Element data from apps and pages
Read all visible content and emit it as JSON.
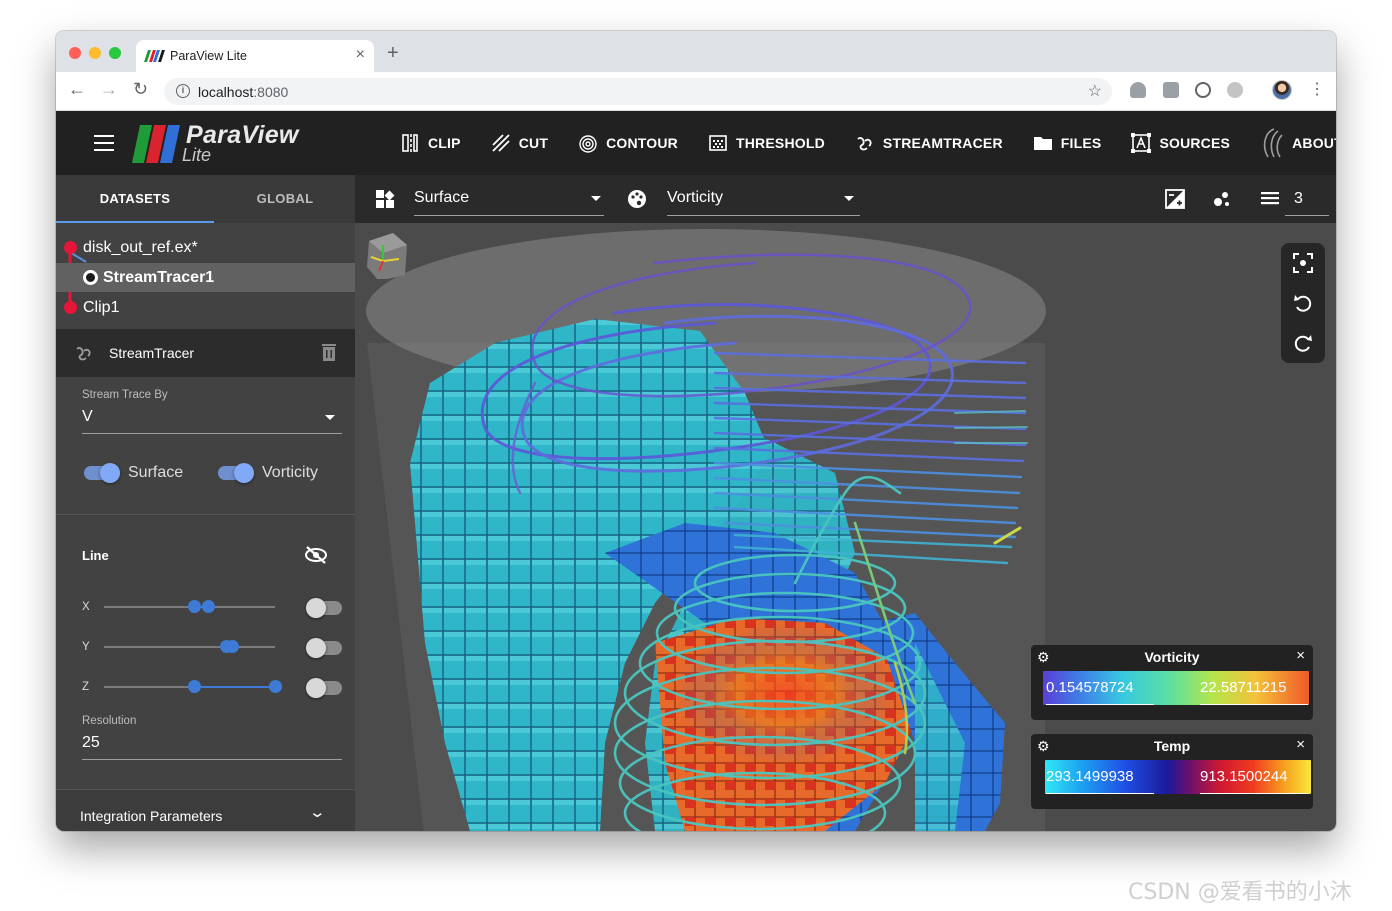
{
  "browser": {
    "tab_title": "ParaView Lite",
    "tab_close": "×",
    "new_tab": "+",
    "url_host": "localhost",
    "url_port": ":8080"
  },
  "app": {
    "logo_main": "ParaView",
    "logo_sub": "Lite",
    "logo_colors": [
      "#1f9b3a",
      "#d9232e",
      "#2f6fd6"
    ],
    "menu": [
      {
        "label": "CLIP",
        "icon": "clip-icon"
      },
      {
        "label": "CUT",
        "icon": "cut-icon"
      },
      {
        "label": "CONTOUR",
        "icon": "contour-icon"
      },
      {
        "label": "THRESHOLD",
        "icon": "threshold-icon"
      },
      {
        "label": "STREAMTRACER",
        "icon": "streamtracer-icon"
      },
      {
        "label": "FILES",
        "icon": "folder-icon"
      },
      {
        "label": "SOURCES",
        "icon": "sources-icon"
      },
      {
        "label": "ABOUT",
        "icon": "about-icon"
      }
    ]
  },
  "sidebar": {
    "tabs": {
      "datasets": "DATASETS",
      "global": "GLOBAL"
    },
    "pipeline": [
      "disk_out_ref.ex*",
      "StreamTracer1",
      "Clip1"
    ],
    "panel_title": "StreamTracer",
    "stream_trace_by_label": "Stream Trace By",
    "stream_trace_by_value": "V",
    "toggles": {
      "surface": "Surface",
      "vorticity": "Vorticity"
    },
    "line_title": "Line",
    "axes": [
      "X",
      "Y",
      "Z"
    ],
    "resolution_label": "Resolution",
    "resolution_value": "25",
    "integration_label": "Integration Parameters"
  },
  "view_toolbar": {
    "representation": "Surface",
    "color_by": "Vorticity",
    "count": "3"
  },
  "colormaps": {
    "vorticity": {
      "title": "Vorticity",
      "min": "0.154578724",
      "max": "22.58711215"
    },
    "temp": {
      "title": "Temp",
      "min": "293.1499938",
      "max": "913.1500244"
    }
  },
  "colors": {
    "accent": "#5b9be6",
    "pipeline_dot": "#e8153a",
    "header_bg": "#212121",
    "panel_bg": "#424242"
  },
  "watermark": "CSDN @爱看书的小沐"
}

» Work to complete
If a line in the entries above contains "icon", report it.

» Task answer
        "icon": "clip-icon"
        "icon": "cut-icon"
        "icon": "contour-icon"
        "icon": "threshold-icon"
        "icon": "streamtracer-icon"
        "icon": "folder-icon"
        "icon": "sources-icon"
        "icon": "about-icon"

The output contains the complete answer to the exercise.